Halifax launches regular savings account paying 10%
Halifax has launched a limited edition regular savings account that pays up to 10% AER, as the savings market continues to hot up.
The account is fixed for one year, meaning savers will not be able to access their money for that period of time. In return, however, they will enjoy an interest of 10% - according to figures from Moneyfacts, the next highest rate is from Barclays, which pays 7.75% - as long as they make monthly deposits of between £25 and £500.
There is a catch or two; the account is only available until Sunday 20 July, and if you do need to make a withdrawal within the 12 months fixed period, the rate of interest will revert to the Halifax web saver account, currently 6.05% AER.

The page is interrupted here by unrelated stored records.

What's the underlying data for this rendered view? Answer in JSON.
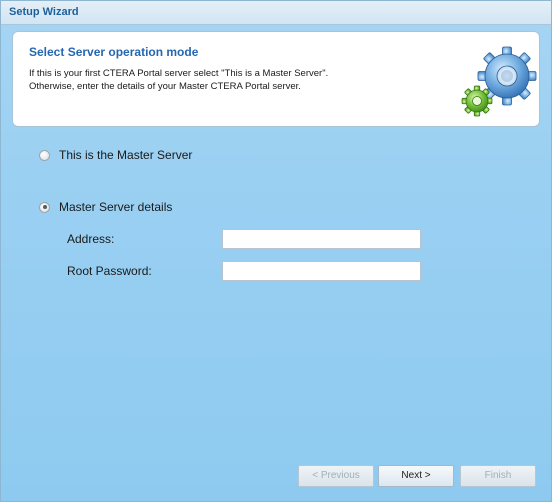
{
  "window": {
    "title": "Setup Wizard"
  },
  "header": {
    "title": "Select Server operation mode",
    "line1": "If this is your first CTERA Portal server select \"This is a Master Server\".",
    "line2": "Otherwise, enter the details of your Master CTERA Portal server.",
    "icon": "gears-icon"
  },
  "options": {
    "master": {
      "label": "This is the Master Server",
      "checked": false
    },
    "details": {
      "label": "Master Server details",
      "checked": true
    }
  },
  "form": {
    "address_label": "Address:",
    "address_value": "",
    "password_label": "Root Password:",
    "password_value": ""
  },
  "buttons": {
    "previous": "< Previous",
    "next": "Next >",
    "finish": "Finish"
  },
  "colors": {
    "title_text": "#1f5f99",
    "header_title": "#2468b1",
    "background": "#9ad0f2"
  }
}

On the plus side, this account is not linked to a current account and is available to new, as well as existing, customers. However, you will need to open a nominated Halifax savings account where your money will be deposited after the 12-months. If you deposit and maintain a further £5,000 in this nominated account, then the interest rate will increase from 10% to 12%.

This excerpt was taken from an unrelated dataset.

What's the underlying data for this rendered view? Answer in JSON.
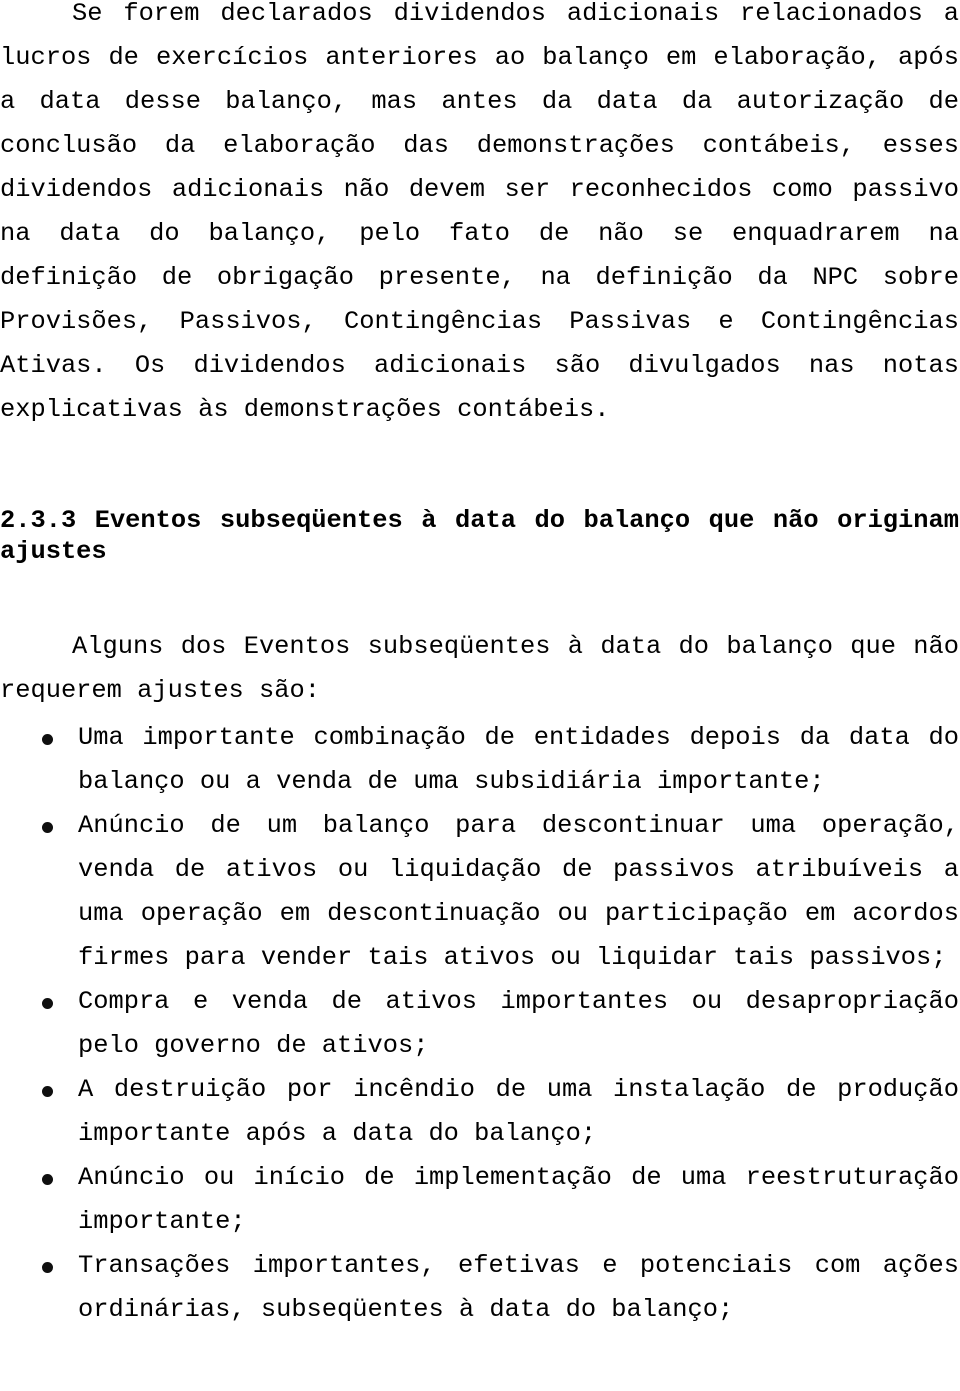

These nominated accounts include the Halifax web saver, guaranteed saver and Bank of Scotland’s instant access account, which all pay no less that 5% interest. This additional benefit suggests that Halifax is after serious savers rather than just a few headlines generated from its double-digit interest rate.
The new account comes as saving rates reach new heights - one of the few silver linings of the credit crunch. Abbey, Bradford & Bingley, First Save, Icesave and Kaupthing Edge are all currently offering saving accounts with interest rates of over 7%.
An account opened with a clearing bank (few building societies offer current accounts) that provides the ability to draw cash (usually via a debit card) or cheques from the account. Some pay fairly minimal rates of interest if the account is in credit. Most current accounts insist your monthly income (salary or pension) is paid directly in each month and they offer a number of optional services – such as overdrafts and charge cards – which are negotiable but will incur fees.
Where APR is the rate charged for money borrowed, Annual equivalent rate is how interest is calculated on money saved. The AER takes into account the frequency the product pays interest and how that interest compounds. So, if two savings products pay the same rate of interest but one pays interest more frequently, that account compounds the interest more frequently and will have a higher AER.